IC: The first album release show was at the Hi-Dive and it was a lot of fun, but I wanted to have this one in a venue designed more for a “sit down and listen” type of concert. I also wanted to be sure all ages are allowed. The Curious Theater holds roughly the same number of people as the Hi-Dive and I like that intimacy. We played there during the Westword Music Showcase in 2009 and just felt really good about it.


AVC: Following the release of The Fall I Fell, you saw plenty of local and national acclaim, but after 2009 or so, the “spotlight” seemed to fade. Why do you think this happened?

IC: Yeah, you really have to keep cranking things out in order to stick with people. Naturally, if you let [four] years go by without a release, things are going to get stale. I wish I were faster, but I’m a perfectionist and a procrastinator, so I guess I just needed the time.

AVC: Do you think Fortitude will give you another push toward musical success?

IC: Hopefully Fortitude will do well—I feel pretty good about it. I’m happy to be doing what I love and I’ll do it whether it makes dough or not. If I can make enough money on tour to eat and get to the next city, I consider that a success. I don’t think I can aim too high though. I’d love to do what I’ve done for myself here in Colorado on a national or even international level. That’s what Greater Than and Vinefield are helping me with, and I am excited and optimistic.


AVC: Speaking of optimism, what does the future hold?

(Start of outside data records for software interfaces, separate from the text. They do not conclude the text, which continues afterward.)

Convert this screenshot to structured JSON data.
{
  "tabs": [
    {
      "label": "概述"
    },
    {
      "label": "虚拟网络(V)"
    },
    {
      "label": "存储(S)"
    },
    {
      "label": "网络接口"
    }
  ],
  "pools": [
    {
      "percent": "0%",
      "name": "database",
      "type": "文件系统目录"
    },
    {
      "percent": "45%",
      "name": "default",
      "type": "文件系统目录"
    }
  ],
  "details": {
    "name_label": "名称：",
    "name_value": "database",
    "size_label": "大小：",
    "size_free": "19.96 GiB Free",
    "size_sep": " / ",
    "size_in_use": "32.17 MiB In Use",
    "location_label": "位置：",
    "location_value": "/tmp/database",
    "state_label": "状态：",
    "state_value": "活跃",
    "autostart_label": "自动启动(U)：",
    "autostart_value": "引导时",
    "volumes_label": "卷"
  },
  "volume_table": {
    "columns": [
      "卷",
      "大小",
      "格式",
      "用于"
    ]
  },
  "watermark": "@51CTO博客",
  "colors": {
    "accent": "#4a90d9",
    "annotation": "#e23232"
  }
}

IC: A lot of travel—I want to tour and play as many festivals as possible in 2012. I’m already writing new songs and I want to make recording a more frequent activity. I’m giving myself a two-year deadline for [my next] release, but my goal is to have another batch of songs done by this time next year. I’m thinking about assembling a collection of songs about dinosaurs—it would be educational, but, musically, a lot more interesting than kid’s music usually is; I want to get emotional with it and make it like a rock opera.